▶ _Input for this task_
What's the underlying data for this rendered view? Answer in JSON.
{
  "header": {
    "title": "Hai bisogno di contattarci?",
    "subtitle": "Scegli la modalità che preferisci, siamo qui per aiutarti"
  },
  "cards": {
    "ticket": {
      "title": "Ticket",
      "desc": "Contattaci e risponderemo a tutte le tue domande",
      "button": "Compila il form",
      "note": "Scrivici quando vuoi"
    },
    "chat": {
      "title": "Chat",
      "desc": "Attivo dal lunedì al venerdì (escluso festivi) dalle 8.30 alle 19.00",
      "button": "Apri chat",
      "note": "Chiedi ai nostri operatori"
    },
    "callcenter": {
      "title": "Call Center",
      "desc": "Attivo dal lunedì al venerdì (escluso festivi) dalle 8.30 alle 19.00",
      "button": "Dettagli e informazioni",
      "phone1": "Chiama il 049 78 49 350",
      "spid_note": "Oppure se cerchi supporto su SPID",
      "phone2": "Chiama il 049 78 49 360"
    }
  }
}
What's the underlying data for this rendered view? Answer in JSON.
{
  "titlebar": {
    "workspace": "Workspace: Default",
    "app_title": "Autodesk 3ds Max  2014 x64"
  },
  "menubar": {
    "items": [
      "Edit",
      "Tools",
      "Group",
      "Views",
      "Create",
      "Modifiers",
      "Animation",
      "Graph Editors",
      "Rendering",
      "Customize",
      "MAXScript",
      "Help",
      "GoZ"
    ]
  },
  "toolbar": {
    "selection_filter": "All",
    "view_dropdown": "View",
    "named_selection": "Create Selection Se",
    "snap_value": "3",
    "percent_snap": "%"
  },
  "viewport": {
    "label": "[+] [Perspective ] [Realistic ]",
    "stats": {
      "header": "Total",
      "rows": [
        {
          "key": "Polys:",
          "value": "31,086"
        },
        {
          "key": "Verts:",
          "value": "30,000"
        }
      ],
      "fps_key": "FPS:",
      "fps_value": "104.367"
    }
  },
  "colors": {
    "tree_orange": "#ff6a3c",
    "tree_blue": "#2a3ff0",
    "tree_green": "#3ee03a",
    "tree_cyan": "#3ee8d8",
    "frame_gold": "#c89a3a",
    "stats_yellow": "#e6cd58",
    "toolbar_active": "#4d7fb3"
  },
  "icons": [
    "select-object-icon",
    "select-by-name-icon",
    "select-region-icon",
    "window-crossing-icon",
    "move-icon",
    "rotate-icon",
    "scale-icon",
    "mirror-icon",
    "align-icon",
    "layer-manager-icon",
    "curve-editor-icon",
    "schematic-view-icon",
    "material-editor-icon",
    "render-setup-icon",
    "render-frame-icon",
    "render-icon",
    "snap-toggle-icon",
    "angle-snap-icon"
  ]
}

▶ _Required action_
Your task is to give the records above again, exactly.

▶ _Reply_
What's the underlying data for this rendered view? Answer in JSON.
{
  "header": {
    "title": "Hai bisogno di contattarci?",
    "subtitle": "Scegli la modalità che preferisci, siamo qui per aiutarti"
  },
  "cards": {
    "ticket": {
      "title": "Ticket",
      "desc": "Contattaci e risponderemo a tutte le tue domande",
      "button": "Compila il form",
      "note": "Scrivici quando vuoi"
    },
    "chat": {
      "title": "Chat",
      "desc": "Attivo dal lunedì al venerdì (escluso festivi) dalle 8.30 alle 19.00",
      "button": "Apri chat",
      "note": "Chiedi ai nostri operatori"
    },
    "callcenter": {
      "title": "Call Center",
      "desc": "Attivo dal lunedì al venerdì (escluso festivi) dalle 8.30 alle 19.00",
      "button": "Dettagli e informazioni",
      "phone1": "Chiama il 049 78 49 350",
      "spid_note": "Oppure se cerchi supporto su SPID",
      "phone2": "Chiama il 049 78 49 360"
    }
  }
}
What's the underlying data for this rendered view? Answer in JSON.
{
  "titlebar": {
    "workspace": "Workspace: Default",
    "app_title": "Autodesk 3ds Max  2014 x64"
  },
  "menubar": {
    "items": [
      "Edit",
      "Tools",
      "Group",
      "Views",
      "Create",
      "Modifiers",
      "Animation",
      "Graph Editors",
      "Rendering",
      "Customize",
      "MAXScript",
      "Help",
      "GoZ"
    ]
  },
  "toolbar": {
    "selection_filter": "All",
    "view_dropdown": "View",
    "named_selection": "Create Selection Se",
    "snap_value": "3",
    "percent_snap": "%"
  },
  "viewport": {
    "label": "[+] [Perspective ] [Realistic ]",
    "stats": {
      "header": "Total",
      "rows": [
        {
          "key": "Polys:",
          "value": "31,086"
        },
        {
          "key": "Verts:",
          "value": "30,000"
        }
      ],
      "fps_key": "FPS:",
      "fps_value": "104.367"
    }
  },
  "colors": {
    "tree_orange": "#ff6a3c",
    "tree_blue": "#2a3ff0",
    "tree_green": "#3ee03a",
    "tree_cyan": "#3ee8d8",
    "frame_gold": "#c89a3a",
    "stats_yellow": "#e6cd58",
    "toolbar_active": "#4d7fb3"
  },
  "icons": [
    "select-object-icon",
    "select-by-name-icon",
    "select-region-icon",
    "window-crossing-icon",
    "move-icon",
    "rotate-icon",
    "scale-icon",
    "mirror-icon",
    "align-icon",
    "layer-manager-icon",
    "curve-editor-icon",
    "schematic-view-icon",
    "material-editor-icon",
    "render-setup-icon",
    "render-frame-icon",
    "render-icon",
    "snap-toggle-icon",
    "angle-snap-icon"
  ]
}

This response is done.